When preservationist Joe Svehlak was growing up on 57th Street in the 1940s and ’50s, that neck of the woods was still called Bay Ridge. Much has changed since then, but his former block is still “a study in working class housing built over a century ago.”
Those homes include single-family frame houses, two-family brick houses with porches and garages, and small apartment buildings. On Sunday he’ll discuss his old block and more on a Municipal Art Society walking tour titled “I Remember New York: Sunset Park, Brooklyn, The Early Years.”
In addition to talking architecture and housing stock, Svehlak, a local preservationist and historian, will offer tales of growing up in the area. Hear about life on his old block, and the street games he and his buddies played back in the days when cars were few. (more…)
In the Brownstoner Forum, rd684 writes, “Verizon is getting ready to install FIOS on our block in Greenwood Heights. They’re currently contacting homeowners about running cable hookups to every bldg. I’m wondering what people’s experiences of FIOS quality for internet and TV are, especially in comparison to TWC, my current provider. I’m not ready to cut the cord.”

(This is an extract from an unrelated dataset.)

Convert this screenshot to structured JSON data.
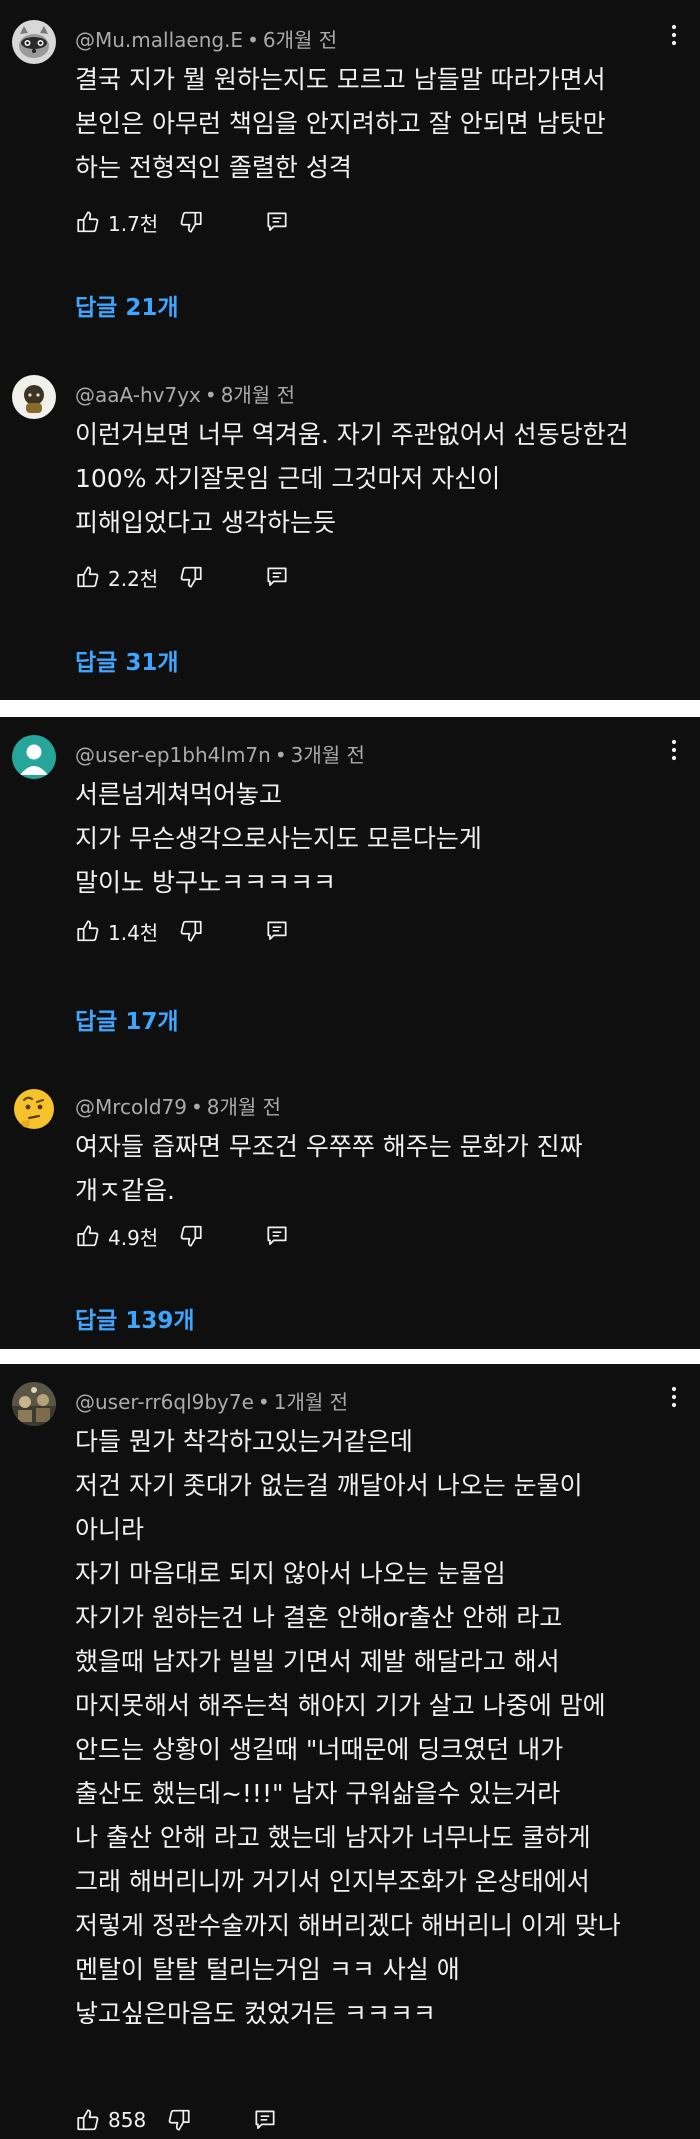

Just for the record, the Brownstoner office recently switched to FiOS.